**EXERCISE REQUIREMENTS:**
Using the string "subtitle" as the key, pull each matching line out of the records below.
Top of GIVEN RECORDS
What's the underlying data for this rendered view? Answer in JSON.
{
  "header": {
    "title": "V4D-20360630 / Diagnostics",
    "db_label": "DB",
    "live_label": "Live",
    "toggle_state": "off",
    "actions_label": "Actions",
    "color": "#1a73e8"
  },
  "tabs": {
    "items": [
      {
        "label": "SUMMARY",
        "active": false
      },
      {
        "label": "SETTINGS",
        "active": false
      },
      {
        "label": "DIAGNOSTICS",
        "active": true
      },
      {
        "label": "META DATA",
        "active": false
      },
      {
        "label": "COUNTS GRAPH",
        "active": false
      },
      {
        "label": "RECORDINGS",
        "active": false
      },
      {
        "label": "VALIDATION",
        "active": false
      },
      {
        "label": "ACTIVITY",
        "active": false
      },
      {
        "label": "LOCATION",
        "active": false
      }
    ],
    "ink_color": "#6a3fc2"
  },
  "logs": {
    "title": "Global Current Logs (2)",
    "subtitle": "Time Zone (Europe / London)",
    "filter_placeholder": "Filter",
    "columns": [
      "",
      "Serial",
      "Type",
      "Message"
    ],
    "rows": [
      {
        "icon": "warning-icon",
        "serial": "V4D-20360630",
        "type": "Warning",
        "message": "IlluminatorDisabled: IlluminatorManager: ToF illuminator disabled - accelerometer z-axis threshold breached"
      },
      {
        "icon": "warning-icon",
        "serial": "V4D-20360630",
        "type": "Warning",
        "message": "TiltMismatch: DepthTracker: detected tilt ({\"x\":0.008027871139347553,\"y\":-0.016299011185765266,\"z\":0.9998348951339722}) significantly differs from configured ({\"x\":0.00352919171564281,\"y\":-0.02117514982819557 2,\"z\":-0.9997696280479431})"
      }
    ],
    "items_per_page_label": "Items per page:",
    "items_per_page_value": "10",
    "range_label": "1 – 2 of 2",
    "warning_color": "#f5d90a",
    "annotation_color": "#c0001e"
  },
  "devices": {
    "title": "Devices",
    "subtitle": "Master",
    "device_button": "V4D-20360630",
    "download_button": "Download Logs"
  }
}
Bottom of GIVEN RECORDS
**RESULT OF THIS EXERCISE:**
    "subtitle": "Time Zone (Europe / London)",
    "subtitle": "Master",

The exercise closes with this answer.